Problem to work on => If a line in the listing contains "JSON", copy it out whole.

Data =>
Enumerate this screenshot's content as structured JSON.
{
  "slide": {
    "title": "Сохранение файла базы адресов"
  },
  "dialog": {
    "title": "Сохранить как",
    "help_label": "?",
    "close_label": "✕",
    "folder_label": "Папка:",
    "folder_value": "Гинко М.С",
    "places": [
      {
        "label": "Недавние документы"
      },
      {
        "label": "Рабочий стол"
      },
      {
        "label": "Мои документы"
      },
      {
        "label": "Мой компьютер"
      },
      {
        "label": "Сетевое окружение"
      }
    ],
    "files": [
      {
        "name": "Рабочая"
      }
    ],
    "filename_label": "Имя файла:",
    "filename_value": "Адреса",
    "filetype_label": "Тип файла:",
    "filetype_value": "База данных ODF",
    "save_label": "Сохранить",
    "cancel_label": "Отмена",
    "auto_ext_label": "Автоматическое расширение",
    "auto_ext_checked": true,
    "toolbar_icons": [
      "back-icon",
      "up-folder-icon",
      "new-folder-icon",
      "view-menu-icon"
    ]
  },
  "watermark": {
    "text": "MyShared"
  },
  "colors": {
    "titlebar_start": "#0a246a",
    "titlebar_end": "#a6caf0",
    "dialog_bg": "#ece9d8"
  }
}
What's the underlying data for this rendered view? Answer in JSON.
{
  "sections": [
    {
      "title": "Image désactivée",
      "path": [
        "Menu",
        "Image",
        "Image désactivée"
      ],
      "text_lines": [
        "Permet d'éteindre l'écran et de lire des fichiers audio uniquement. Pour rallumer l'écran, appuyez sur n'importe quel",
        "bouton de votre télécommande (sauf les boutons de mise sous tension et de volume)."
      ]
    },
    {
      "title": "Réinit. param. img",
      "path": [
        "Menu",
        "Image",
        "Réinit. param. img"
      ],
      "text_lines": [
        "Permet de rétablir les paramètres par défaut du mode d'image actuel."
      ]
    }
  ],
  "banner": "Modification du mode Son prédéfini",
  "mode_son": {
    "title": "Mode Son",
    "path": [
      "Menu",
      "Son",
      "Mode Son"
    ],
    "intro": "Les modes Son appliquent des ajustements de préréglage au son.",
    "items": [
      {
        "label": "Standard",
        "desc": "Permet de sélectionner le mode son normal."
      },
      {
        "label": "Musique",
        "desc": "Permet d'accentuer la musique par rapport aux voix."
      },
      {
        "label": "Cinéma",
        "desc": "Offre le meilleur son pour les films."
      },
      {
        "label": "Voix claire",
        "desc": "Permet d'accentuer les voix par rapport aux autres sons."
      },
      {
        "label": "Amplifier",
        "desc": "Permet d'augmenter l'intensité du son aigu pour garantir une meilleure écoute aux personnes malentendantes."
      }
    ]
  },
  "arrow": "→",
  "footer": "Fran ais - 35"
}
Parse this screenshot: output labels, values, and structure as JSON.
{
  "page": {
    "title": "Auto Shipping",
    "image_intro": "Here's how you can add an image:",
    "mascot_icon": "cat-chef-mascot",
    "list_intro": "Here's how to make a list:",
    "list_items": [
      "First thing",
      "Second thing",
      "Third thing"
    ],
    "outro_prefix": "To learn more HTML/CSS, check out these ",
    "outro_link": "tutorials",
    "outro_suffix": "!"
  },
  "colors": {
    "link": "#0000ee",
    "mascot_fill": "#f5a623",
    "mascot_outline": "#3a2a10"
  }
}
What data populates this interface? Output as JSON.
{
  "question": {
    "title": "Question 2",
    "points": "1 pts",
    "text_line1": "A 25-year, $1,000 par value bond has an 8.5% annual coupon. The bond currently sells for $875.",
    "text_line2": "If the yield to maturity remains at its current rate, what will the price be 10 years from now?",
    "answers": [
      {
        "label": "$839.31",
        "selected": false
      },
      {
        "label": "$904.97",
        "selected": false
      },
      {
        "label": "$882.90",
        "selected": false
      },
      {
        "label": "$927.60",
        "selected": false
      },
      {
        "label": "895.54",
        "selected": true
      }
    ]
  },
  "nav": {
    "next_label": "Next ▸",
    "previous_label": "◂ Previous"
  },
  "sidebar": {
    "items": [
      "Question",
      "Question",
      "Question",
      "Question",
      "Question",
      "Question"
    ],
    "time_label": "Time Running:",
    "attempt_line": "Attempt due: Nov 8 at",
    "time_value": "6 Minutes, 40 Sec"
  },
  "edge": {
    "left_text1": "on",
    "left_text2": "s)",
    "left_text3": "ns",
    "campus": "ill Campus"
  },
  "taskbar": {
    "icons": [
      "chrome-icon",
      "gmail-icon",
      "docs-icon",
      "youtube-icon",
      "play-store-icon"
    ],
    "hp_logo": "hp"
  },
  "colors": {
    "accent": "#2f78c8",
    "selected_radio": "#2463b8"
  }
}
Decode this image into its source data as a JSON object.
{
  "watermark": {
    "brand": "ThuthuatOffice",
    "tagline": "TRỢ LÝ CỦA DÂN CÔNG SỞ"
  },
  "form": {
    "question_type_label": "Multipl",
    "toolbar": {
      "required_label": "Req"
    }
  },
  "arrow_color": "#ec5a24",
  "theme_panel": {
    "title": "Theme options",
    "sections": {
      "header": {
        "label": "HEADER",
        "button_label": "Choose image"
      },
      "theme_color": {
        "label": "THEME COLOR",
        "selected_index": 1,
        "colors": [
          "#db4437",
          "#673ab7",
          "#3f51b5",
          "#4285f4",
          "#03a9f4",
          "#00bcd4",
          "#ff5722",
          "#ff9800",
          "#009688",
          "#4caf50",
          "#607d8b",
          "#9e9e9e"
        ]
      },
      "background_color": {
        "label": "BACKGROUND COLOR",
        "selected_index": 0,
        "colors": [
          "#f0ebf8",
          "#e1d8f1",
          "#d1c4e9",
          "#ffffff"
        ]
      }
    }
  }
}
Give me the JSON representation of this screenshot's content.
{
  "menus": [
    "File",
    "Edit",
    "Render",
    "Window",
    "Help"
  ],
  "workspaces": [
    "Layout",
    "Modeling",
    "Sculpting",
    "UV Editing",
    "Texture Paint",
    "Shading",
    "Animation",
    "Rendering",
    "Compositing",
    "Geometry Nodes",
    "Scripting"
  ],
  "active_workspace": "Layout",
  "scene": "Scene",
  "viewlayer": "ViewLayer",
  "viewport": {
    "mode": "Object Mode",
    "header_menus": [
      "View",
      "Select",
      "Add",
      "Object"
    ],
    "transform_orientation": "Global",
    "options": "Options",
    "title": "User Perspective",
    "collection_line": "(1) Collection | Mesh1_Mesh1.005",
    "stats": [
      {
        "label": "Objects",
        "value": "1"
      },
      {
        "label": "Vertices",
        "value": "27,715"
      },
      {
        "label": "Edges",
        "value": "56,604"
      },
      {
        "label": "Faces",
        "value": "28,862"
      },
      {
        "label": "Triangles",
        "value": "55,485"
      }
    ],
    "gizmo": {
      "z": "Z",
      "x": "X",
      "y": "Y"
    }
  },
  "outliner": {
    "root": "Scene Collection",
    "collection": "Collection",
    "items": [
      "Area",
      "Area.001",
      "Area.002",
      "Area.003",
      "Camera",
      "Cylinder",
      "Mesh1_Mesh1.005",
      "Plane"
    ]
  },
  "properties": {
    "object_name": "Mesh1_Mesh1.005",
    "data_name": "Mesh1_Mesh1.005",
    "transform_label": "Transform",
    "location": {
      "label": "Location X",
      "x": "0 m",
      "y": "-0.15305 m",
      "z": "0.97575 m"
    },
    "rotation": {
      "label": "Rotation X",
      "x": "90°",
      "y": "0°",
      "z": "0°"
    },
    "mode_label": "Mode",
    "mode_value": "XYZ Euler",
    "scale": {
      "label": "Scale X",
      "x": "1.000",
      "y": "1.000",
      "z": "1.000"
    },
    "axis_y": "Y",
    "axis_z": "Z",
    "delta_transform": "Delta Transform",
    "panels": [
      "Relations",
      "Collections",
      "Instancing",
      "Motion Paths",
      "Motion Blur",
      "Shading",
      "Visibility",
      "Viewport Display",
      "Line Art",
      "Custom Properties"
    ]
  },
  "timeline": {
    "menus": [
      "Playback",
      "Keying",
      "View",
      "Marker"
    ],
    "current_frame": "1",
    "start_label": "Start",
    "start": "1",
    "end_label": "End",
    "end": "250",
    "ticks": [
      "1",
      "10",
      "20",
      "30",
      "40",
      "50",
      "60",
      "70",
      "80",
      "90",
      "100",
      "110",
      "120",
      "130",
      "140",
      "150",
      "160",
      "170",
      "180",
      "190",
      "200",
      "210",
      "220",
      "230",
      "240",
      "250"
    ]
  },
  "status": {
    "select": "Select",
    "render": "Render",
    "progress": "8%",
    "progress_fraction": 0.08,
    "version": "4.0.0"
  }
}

Exercise output =>
Enumerate this screenshot's content as structured JSON.
What's the underlying data for this rendered view? Answer in JSON.
Parse this screenshot: output labels, values, and structure as JSON.
What data populates this interface? Output as JSON.
Decode this image into its source data as a JSON object.
Give me the JSON representation of this screenshot's content.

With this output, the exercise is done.